And You Are Never The Same

And You Are Never The Same

By Elizabeth Chesley-Jewell

The Feast of the Epiphany celebrates a human encounter with the Divine. It reminds us that once such an encounter has occurred it is impossible to return to the way things were before. The original course of events has been altered forever. The Magi, being from the East, would not have considered the Christ child to be their Messiah. However, they knew that the appearance of this new star in the sky meant the King of the Jews had been born and wanted to pay the new King homage. Once they arrived at the home of the Holy Family we are told, “they were overwhelmed with joy.” They witness the Divine in human form and are transformed and humbled. In the Atrium when we share this story with the children we will sometimes ask, “Do you think the Magi kept what they saw and knew to themselves? Or did they share it with others?” Quite often the children will respond, “They told everyone.” There is nothing more humbling than the knowledge that the one who gave His life for us will always love us. It seems so simple, but it is so difficult as humans to allow ourselves to be overwhelmed by the presence of Christ in our lives. Sometimes there are big moments where the presence of God is everywhere. For myself, the Feast of the Epiphany is also my wedding anniversary. A year today my husband and I vowed to love and honour each other all the days of our lives. Our vows to each other were an encounter with God, where we invite Him into our marriage and lives. And although we exited St. Basil’s that day from the same doors, we did not leave the same way we had come in. Of course, that is a very specific day at a very specific moment in time. The challenge is to keep the Feast of the Epiphany present in the ordinary days. What happens after we receive the gift of Christ’s presence in the Eucharist? We are called to go out into the world, perhaps by another road, and bring Christ to others. Just as the Magi brought their experience of seeing the newborn King to their people. We may take the opportunity to feed the hungry, help a stranger, or listen to the lonely. And, who knows, in that moment you may encounter the Divine all over again. And the joy of the Epiphany continues.
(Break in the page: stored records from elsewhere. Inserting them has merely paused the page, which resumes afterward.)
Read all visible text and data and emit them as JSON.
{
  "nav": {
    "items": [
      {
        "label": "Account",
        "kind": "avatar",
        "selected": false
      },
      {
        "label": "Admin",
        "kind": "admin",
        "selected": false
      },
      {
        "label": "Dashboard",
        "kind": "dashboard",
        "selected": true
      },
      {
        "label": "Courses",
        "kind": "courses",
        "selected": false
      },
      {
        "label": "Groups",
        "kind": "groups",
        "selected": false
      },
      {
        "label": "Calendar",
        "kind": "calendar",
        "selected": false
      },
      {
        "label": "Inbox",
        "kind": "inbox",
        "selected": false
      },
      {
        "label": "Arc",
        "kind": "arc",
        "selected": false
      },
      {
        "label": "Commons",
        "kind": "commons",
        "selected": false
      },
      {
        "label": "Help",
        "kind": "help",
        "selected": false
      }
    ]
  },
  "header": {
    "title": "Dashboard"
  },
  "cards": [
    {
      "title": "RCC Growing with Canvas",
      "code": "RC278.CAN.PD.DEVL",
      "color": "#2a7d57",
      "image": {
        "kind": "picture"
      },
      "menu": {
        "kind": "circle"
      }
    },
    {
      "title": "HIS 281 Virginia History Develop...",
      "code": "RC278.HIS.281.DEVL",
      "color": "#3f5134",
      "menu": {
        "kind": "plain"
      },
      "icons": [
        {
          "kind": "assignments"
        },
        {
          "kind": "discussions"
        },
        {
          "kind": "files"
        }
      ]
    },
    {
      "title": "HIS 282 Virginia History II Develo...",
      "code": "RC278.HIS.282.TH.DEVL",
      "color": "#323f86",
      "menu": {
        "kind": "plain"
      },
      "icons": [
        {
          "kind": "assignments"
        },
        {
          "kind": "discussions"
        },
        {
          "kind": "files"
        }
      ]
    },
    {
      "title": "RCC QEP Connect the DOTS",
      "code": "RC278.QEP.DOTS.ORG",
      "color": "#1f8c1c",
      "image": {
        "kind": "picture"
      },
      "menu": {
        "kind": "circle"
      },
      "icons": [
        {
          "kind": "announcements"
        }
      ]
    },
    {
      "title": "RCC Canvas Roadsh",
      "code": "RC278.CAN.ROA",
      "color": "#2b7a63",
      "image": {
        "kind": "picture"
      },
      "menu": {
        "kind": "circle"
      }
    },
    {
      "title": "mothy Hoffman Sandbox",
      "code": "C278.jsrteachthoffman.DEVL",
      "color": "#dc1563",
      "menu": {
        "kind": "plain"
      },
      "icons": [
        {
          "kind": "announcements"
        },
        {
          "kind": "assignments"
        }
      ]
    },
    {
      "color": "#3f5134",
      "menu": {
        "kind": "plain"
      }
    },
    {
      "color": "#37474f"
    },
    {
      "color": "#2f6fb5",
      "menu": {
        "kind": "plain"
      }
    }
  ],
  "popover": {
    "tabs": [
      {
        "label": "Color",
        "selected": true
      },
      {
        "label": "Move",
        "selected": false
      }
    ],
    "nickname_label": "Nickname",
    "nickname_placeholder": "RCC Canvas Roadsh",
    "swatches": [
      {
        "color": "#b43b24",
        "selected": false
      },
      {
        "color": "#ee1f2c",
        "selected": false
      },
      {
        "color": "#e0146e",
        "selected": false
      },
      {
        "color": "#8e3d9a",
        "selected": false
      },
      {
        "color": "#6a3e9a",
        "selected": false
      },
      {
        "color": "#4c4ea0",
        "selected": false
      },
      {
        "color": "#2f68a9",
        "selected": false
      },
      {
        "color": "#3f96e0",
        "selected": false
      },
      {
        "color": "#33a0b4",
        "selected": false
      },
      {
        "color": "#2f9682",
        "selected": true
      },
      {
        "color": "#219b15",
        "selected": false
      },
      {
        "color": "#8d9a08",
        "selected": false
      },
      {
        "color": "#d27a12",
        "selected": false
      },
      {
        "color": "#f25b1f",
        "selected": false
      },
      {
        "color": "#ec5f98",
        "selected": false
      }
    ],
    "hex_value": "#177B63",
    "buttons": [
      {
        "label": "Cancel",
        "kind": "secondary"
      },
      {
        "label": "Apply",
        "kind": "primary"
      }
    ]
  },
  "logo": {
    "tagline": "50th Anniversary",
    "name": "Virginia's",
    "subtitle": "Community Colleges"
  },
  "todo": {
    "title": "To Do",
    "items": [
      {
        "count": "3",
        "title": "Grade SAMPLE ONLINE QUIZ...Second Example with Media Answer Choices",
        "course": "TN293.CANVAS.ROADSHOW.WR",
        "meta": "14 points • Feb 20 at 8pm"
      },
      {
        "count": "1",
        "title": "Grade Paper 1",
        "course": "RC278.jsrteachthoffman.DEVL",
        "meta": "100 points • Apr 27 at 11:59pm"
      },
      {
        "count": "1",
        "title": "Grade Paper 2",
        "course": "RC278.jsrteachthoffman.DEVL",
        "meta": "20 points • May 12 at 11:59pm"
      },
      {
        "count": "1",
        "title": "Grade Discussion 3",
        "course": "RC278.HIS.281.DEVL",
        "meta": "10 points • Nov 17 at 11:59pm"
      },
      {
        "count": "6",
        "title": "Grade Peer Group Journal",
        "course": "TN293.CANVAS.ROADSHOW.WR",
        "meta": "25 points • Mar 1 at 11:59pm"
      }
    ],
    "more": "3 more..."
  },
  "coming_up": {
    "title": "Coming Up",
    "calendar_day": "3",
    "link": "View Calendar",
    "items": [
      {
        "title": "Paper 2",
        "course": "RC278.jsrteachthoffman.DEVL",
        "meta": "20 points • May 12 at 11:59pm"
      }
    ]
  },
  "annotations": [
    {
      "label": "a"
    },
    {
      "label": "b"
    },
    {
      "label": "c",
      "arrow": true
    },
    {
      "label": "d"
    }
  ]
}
Readings:

  • Isaiah 60.1-6
  • Psalm 72
  • Ephesians 3.2-3a, 5-6
  • Matthew 2.1-12